Which lines in the listing below contain the word "Projects"? Copy each one.

━━━

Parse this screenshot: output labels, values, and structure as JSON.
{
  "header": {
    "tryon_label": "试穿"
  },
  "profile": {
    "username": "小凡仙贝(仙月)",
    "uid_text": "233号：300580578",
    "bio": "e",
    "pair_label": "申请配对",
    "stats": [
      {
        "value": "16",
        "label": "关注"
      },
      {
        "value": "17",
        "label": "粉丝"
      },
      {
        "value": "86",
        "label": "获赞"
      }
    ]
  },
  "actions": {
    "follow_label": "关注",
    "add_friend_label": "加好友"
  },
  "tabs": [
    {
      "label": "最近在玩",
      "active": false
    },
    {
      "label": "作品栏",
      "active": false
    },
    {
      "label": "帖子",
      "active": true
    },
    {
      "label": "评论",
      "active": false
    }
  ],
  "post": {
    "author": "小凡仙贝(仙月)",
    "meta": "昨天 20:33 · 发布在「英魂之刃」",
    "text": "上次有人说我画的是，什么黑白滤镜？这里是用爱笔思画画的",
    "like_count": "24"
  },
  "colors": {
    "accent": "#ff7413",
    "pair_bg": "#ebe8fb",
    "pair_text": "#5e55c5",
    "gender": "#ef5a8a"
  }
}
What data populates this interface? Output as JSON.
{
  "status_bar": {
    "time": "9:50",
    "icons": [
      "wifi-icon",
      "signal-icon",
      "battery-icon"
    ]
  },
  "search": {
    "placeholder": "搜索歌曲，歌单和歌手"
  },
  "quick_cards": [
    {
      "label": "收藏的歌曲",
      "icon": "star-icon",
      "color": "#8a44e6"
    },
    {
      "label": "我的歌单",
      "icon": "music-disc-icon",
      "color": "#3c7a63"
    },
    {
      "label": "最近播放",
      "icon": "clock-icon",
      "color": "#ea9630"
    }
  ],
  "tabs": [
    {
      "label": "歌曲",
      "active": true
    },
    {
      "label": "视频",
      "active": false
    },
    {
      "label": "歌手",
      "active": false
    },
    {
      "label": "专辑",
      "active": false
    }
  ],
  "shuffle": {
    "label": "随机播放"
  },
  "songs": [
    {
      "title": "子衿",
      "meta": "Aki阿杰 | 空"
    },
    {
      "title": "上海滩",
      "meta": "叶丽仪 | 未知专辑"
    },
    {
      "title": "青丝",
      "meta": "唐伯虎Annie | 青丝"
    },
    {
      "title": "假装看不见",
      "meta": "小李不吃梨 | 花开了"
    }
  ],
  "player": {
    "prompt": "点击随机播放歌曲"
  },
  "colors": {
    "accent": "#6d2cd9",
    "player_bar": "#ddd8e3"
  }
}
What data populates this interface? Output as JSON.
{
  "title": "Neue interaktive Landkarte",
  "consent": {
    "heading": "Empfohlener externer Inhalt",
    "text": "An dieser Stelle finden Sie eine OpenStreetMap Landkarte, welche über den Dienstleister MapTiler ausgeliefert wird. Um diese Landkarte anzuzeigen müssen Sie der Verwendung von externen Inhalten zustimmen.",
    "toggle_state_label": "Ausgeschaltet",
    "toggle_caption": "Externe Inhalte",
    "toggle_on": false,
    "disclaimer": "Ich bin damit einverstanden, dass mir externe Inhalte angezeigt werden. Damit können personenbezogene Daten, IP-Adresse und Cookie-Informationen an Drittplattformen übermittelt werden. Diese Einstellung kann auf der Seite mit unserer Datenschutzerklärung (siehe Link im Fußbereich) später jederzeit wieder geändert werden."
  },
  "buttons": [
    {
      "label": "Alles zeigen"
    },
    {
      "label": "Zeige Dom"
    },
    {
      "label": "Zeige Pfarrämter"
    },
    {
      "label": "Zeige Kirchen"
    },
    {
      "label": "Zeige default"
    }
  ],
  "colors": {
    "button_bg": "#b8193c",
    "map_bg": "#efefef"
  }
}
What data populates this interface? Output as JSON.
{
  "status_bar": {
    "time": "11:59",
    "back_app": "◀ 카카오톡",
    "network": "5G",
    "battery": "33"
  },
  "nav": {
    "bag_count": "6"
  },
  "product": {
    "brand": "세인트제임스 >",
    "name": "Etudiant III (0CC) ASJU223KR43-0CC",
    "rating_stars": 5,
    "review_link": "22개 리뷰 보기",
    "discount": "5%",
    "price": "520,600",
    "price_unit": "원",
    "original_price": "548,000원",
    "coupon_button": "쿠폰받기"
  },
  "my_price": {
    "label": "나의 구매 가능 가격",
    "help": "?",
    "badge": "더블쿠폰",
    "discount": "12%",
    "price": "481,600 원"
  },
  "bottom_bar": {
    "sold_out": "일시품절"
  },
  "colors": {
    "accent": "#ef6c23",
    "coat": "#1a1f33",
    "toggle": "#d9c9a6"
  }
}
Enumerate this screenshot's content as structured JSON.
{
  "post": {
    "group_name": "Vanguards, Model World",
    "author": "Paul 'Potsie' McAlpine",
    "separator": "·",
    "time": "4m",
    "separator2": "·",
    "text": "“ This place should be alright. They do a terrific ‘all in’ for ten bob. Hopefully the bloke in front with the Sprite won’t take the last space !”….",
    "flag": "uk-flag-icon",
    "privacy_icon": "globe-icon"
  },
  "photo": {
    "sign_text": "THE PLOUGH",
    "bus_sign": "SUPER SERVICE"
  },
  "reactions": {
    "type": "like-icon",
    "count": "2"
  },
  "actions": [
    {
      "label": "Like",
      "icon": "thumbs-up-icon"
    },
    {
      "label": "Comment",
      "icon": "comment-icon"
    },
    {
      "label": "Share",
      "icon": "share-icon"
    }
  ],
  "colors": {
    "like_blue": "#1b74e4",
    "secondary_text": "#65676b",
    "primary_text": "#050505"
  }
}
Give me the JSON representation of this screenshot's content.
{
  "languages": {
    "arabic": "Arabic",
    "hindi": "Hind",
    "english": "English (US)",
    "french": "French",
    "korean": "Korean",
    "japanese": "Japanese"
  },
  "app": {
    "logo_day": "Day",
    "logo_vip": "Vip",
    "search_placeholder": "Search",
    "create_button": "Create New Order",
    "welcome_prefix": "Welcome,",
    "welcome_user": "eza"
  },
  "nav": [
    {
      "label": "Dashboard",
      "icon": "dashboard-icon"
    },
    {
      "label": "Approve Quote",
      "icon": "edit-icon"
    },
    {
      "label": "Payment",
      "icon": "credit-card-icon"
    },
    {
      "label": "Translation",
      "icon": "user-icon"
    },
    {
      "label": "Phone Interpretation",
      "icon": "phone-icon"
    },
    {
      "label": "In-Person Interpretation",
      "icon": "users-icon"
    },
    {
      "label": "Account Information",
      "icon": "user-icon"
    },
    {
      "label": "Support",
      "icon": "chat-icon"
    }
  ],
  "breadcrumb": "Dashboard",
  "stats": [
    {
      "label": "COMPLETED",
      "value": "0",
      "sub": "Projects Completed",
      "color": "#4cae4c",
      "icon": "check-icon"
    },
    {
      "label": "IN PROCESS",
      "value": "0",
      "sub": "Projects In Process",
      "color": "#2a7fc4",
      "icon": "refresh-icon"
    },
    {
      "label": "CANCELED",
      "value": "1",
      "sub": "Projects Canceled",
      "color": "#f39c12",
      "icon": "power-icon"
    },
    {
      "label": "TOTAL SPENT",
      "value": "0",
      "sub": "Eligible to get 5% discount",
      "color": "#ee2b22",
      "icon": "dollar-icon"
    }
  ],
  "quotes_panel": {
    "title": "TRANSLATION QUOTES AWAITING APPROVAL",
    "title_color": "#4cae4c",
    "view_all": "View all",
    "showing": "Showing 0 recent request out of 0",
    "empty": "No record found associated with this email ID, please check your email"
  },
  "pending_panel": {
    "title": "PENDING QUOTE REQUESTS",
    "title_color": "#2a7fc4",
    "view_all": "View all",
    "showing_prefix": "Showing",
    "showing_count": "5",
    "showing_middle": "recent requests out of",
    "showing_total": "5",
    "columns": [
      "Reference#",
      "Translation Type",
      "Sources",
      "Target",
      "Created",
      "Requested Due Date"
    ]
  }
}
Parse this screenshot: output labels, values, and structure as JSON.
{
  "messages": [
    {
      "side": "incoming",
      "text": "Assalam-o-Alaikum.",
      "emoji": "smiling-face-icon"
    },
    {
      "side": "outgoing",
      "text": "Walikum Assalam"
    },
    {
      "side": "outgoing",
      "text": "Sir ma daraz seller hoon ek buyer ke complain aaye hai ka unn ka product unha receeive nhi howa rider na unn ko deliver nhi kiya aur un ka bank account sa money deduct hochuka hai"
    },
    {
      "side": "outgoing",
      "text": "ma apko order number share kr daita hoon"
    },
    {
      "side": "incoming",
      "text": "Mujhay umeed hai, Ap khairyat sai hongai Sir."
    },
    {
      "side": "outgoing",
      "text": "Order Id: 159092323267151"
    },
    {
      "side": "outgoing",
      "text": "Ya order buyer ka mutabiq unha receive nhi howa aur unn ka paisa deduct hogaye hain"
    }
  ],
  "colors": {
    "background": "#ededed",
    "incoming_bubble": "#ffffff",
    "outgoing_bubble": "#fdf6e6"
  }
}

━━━

## ANSWER BOX
      "sub": "Projects Completed",
      "sub": "Projects In Process",
      "sub": "Projects Canceled",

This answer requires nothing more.